----- Source records
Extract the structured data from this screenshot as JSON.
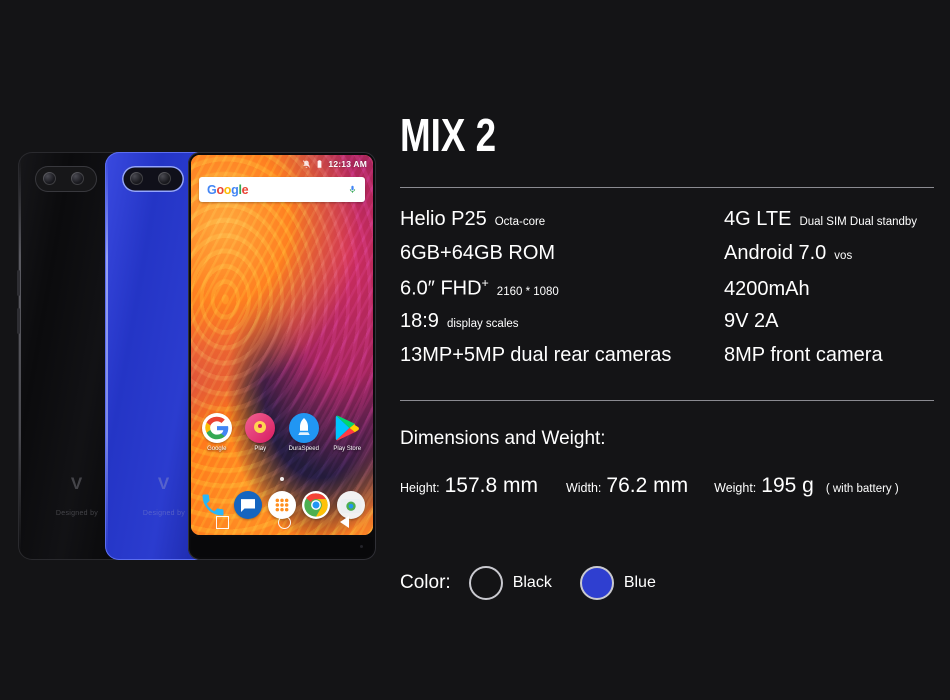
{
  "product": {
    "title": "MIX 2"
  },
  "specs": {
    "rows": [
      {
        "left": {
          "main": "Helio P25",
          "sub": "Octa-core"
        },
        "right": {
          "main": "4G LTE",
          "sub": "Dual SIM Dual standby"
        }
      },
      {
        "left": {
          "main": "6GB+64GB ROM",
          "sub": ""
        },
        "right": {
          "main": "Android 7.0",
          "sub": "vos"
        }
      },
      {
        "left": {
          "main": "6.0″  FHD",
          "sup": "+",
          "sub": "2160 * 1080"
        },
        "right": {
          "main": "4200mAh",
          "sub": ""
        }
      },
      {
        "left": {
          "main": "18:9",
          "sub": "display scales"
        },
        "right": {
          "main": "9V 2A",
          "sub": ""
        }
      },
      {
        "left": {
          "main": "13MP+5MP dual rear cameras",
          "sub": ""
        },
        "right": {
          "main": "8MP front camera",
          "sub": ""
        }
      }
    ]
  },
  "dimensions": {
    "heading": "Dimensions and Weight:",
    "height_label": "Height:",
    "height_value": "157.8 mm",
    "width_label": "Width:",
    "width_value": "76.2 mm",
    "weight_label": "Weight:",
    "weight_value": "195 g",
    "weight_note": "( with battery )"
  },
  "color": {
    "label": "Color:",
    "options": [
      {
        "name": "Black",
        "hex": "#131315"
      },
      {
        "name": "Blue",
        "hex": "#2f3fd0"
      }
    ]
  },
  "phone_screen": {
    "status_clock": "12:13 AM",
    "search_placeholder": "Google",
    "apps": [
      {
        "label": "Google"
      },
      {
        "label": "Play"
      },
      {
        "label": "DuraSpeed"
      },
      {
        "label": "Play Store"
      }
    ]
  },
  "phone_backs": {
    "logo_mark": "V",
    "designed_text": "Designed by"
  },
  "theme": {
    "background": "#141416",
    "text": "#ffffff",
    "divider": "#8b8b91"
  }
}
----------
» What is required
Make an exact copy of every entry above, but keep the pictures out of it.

» Task output
Extract the structured data from this screenshot as JSON.
{
  "product": {
    "title": "MIX 2"
  },
  "specs": {
    "rows": [
      {
        "left": {
          "main": "Helio P25",
          "sub": "Octa-core"
        },
        "right": {
          "main": "4G LTE",
          "sub": "Dual SIM Dual standby"
        }
      },
      {
        "left": {
          "main": "6GB+64GB ROM",
          "sub": ""
        },
        "right": {
          "main": "Android 7.0",
          "sub": "vos"
        }
      },
      {
        "left": {
          "main": "6.0″  FHD",
          "sup": "+",
          "sub": "2160 * 1080"
        },
        "right": {
          "main": "4200mAh",
          "sub": ""
        }
      },
      {
        "left": {
          "main": "18:9",
          "sub": "display scales"
        },
        "right": {
          "main": "9V 2A",
          "sub": ""
        }
      },
      {
        "left": {
          "main": "13MP+5MP dual rear cameras",
          "sub": ""
        },
        "right": {
          "main": "8MP front camera",
          "sub": ""
        }
      }
    ]
  },
  "dimensions": {
    "heading": "Dimensions and Weight:",
    "height_label": "Height:",
    "height_value": "157.8 mm",
    "width_label": "Width:",
    "width_value": "76.2 mm",
    "weight_label": "Weight:",
    "weight_value": "195 g",
    "weight_note": "( with battery )"
  },
  "color": {
    "label": "Color:",
    "options": [
      {
        "name": "Black",
        "hex": "#131315"
      },
      {
        "name": "Blue",
        "hex": "#2f3fd0"
      }
    ]
  },
  "phone_screen": {
    "status_clock": "12:13 AM",
    "search_placeholder": "Google",
    "apps": [
      {
        "label": "Google"
      },
      {
        "label": "Play"
      },
      {
        "label": "DuraSpeed"
      },
      {
        "label": "Play Store"
      }
    ]
  },
  "phone_backs": {
    "logo_mark": "V",
    "designed_text": "Designed by"
  },
  "theme": {
    "background": "#141416",
    "text": "#ffffff",
    "divider": "#8b8b91"
  }
}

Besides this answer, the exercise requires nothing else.